What is expected -> Print every entry below again. Nothing may differ from the original.

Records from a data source
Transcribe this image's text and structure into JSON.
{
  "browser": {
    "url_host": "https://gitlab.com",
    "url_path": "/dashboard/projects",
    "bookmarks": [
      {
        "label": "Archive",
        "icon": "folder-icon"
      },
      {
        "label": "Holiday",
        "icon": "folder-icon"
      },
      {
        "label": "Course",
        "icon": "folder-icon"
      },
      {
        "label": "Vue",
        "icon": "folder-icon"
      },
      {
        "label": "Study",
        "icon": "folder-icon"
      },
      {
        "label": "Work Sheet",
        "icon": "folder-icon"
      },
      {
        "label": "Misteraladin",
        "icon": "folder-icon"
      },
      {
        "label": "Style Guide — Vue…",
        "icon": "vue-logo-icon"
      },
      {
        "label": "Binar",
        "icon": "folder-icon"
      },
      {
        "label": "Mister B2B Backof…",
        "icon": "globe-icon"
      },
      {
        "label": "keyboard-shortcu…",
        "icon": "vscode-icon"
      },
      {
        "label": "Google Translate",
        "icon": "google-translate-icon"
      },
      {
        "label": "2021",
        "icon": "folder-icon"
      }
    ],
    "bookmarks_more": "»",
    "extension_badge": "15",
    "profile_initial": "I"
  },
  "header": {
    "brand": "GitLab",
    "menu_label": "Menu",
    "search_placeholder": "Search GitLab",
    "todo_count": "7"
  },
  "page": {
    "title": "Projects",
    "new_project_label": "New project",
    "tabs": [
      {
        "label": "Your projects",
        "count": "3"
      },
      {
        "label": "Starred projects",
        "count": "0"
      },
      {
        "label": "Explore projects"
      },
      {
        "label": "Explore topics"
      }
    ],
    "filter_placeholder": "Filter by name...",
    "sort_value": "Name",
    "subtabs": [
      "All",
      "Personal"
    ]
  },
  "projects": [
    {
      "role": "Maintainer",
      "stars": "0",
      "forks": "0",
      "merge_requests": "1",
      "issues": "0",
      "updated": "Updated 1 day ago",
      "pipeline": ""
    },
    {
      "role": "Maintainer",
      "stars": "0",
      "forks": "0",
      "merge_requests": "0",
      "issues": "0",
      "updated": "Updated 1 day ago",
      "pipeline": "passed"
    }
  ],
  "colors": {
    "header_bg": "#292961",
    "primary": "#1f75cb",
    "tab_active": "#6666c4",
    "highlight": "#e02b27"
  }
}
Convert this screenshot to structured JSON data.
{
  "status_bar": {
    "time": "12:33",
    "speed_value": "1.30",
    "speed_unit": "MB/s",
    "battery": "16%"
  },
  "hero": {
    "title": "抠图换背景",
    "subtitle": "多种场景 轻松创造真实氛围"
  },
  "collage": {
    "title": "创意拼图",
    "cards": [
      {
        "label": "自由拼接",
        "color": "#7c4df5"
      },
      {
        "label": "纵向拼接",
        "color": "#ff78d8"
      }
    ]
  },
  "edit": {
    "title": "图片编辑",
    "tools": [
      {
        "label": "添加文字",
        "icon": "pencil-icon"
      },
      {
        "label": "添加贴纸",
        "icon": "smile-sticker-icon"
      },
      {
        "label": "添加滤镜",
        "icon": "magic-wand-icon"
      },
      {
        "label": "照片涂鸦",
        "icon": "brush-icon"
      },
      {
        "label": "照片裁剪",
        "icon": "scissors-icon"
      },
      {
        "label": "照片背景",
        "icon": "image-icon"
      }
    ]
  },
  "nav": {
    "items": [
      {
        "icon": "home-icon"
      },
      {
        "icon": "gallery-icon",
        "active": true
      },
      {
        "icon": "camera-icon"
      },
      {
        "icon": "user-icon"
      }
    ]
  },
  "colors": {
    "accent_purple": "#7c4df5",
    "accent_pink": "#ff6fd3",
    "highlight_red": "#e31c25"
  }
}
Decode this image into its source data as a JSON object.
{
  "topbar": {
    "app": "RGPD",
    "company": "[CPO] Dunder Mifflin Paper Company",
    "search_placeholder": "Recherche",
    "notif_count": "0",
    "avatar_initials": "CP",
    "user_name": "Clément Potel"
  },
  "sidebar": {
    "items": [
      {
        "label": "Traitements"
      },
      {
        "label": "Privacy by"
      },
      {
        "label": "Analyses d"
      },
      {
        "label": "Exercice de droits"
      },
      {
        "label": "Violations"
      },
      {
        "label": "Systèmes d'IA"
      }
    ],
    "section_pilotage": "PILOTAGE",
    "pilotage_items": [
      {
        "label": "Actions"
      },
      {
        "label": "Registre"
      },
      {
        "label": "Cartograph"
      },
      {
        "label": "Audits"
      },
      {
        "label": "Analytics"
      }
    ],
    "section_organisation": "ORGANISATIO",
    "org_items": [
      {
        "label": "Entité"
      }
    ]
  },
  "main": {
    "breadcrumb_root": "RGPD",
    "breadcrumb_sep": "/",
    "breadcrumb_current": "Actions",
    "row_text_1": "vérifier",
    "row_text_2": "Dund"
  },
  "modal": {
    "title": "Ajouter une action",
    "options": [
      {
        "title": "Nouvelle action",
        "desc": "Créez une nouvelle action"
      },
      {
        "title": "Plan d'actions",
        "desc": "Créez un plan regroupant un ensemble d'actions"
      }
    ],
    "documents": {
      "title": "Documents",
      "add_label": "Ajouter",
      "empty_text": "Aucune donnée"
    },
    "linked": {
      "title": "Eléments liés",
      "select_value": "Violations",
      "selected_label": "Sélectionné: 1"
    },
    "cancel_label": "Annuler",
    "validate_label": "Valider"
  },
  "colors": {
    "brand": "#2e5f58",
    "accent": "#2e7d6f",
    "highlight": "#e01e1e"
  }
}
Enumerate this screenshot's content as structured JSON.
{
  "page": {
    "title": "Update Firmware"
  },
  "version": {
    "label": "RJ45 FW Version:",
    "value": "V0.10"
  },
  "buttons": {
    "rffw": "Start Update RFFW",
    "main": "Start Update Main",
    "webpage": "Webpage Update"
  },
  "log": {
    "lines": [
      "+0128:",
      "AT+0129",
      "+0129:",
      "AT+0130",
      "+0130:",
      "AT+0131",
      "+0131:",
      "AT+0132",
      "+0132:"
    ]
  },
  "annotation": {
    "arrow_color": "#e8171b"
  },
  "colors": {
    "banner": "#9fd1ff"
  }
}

Answer to this problem ->
Transcribe this image's text and structure into JSON.
{
  "browser": {
    "url_host": "https://gitlab.com",
    "url_path": "/dashboard/projects",
    "bookmarks": [
      {
        "label": "Archive",
        "icon": "folder-icon"
      },
      {
        "label": "Holiday",
        "icon": "folder-icon"
      },
      {
        "label": "Course",
        "icon": "folder-icon"
      },
      {
        "label": "Vue",
        "icon": "folder-icon"
      },
      {
        "label": "Study",
        "icon": "folder-icon"
      },
      {
        "label": "Work Sheet",
        "icon": "folder-icon"
      },
      {
        "label": "Misteraladin",
        "icon": "folder-icon"
      },
      {
        "label": "Style Guide — Vue…",
        "icon": "vue-logo-icon"
      },
      {
        "label": "Binar",
        "icon": "folder-icon"
      },
      {
        "label": "Mister B2B Backof…",
        "icon": "globe-icon"
      },
      {
        "label": "keyboard-shortcu…",
        "icon": "vscode-icon"
      },
      {
        "label": "Google Translate",
        "icon": "google-translate-icon"
      },
      {
        "label": "2021",
        "icon": "folder-icon"
      }
    ],
    "bookmarks_more": "»",
    "extension_badge": "15",
    "profile_initial": "I"
  },
  "header": {
    "brand": "GitLab",
    "menu_label": "Menu",
    "search_placeholder": "Search GitLab",
    "todo_count": "7"
  },
  "page": {
    "title": "Projects",
    "new_project_label": "New project",
    "tabs": [
      {
        "label": "Your projects",
        "count": "3"
      },
      {
        "label": "Starred projects",
        "count": "0"
      },
      {
        "label": "Explore projects"
      },
      {
        "label": "Explore topics"
      }
    ],
    "filter_placeholder": "Filter by name...",
    "sort_value": "Name",
    "subtabs": [
      "All",
      "Personal"
    ]
  },
  "projects": [
    {
      "role": "Maintainer",
      "stars": "0",
      "forks": "0",
      "merge_requests": "1",
      "issues": "0",
      "updated": "Updated 1 day ago",
      "pipeline": ""
    },
    {
      "role": "Maintainer",
      "stars": "0",
      "forks": "0",
      "merge_requests": "0",
      "issues": "0",
      "updated": "Updated 1 day ago",
      "pipeline": "passed"
    }
  ],
  "colors": {
    "header_bg": "#292961",
    "primary": "#1f75cb",
    "tab_active": "#6666c4",
    "highlight": "#e02b27"
  }
}
Convert this screenshot to structured JSON data.
{
  "status_bar": {
    "time": "12:33",
    "speed_value": "1.30",
    "speed_unit": "MB/s",
    "battery": "16%"
  },
  "hero": {
    "title": "抠图换背景",
    "subtitle": "多种场景 轻松创造真实氛围"
  },
  "collage": {
    "title": "创意拼图",
    "cards": [
      {
        "label": "自由拼接",
        "color": "#7c4df5"
      },
      {
        "label": "纵向拼接",
        "color": "#ff78d8"
      }
    ]
  },
  "edit": {
    "title": "图片编辑",
    "tools": [
      {
        "label": "添加文字",
        "icon": "pencil-icon"
      },
      {
        "label": "添加贴纸",
        "icon": "smile-sticker-icon"
      },
      {
        "label": "添加滤镜",
        "icon": "magic-wand-icon"
      },
      {
        "label": "照片涂鸦",
        "icon": "brush-icon"
      },
      {
        "label": "照片裁剪",
        "icon": "scissors-icon"
      },
      {
        "label": "照片背景",
        "icon": "image-icon"
      }
    ]
  },
  "nav": {
    "items": [
      {
        "icon": "home-icon"
      },
      {
        "icon": "gallery-icon",
        "active": true
      },
      {
        "icon": "camera-icon"
      },
      {
        "icon": "user-icon"
      }
    ]
  },
  "colors": {
    "accent_purple": "#7c4df5",
    "accent_pink": "#ff6fd3",
    "highlight_red": "#e31c25"
  }
}
Decode this image into its source data as a JSON object.
{
  "topbar": {
    "app": "RGPD",
    "company": "[CPO] Dunder Mifflin Paper Company",
    "search_placeholder": "Recherche",
    "notif_count": "0",
    "avatar_initials": "CP",
    "user_name": "Clément Potel"
  },
  "sidebar": {
    "items": [
      {
        "label": "Traitements"
      },
      {
        "label": "Privacy by"
      },
      {
        "label": "Analyses d"
      },
      {
        "label": "Exercice de droits"
      },
      {
        "label": "Violations"
      },
      {
        "label": "Systèmes d'IA"
      }
    ],
    "section_pilotage": "PILOTAGE",
    "pilotage_items": [
      {
        "label": "Actions"
      },
      {
        "label": "Registre"
      },
      {
        "label": "Cartograph"
      },
      {
        "label": "Audits"
      },
      {
        "label": "Analytics"
      }
    ],
    "section_organisation": "ORGANISATIO",
    "org_items": [
      {
        "label": "Entité"
      }
    ]
  },
  "main": {
    "breadcrumb_root": "RGPD",
    "breadcrumb_sep": "/",
    "breadcrumb_current": "Actions",
    "row_text_1": "vérifier",
    "row_text_2": "Dund"
  },
  "modal": {
    "title": "Ajouter une action",
    "options": [
      {
        "title": "Nouvelle action",
        "desc": "Créez une nouvelle action"
      },
      {
        "title": "Plan d'actions",
        "desc": "Créez un plan regroupant un ensemble d'actions"
      }
    ],
    "documents": {
      "title": "Documents",
      "add_label": "Ajouter",
      "empty_text": "Aucune donnée"
    },
    "linked": {
      "title": "Eléments liés",
      "select_value": "Violations",
      "selected_label": "Sélectionné: 1"
    },
    "cancel_label": "Annuler",
    "validate_label": "Valider"
  },
  "colors": {
    "brand": "#2e5f58",
    "accent": "#2e7d6f",
    "highlight": "#e01e1e"
  }
}
Enumerate this screenshot's content as structured JSON.
{
  "page": {
    "title": "Update Firmware"
  },
  "version": {
    "label": "RJ45 FW Version:",
    "value": "V0.10"
  },
  "buttons": {
    "rffw": "Start Update RFFW",
    "main": "Start Update Main",
    "webpage": "Webpage Update"
  },
  "log": {
    "lines": [
      "+0128:",
      "AT+0129",
      "+0129:",
      "AT+0130",
      "+0130:",
      "AT+0131",
      "+0131:",
      "AT+0132",
      "+0132:"
    ]
  },
  "annotation": {
    "arrow_color": "#e8171b"
  },
  "colors": {
    "banner": "#9fd1ff"
  }
}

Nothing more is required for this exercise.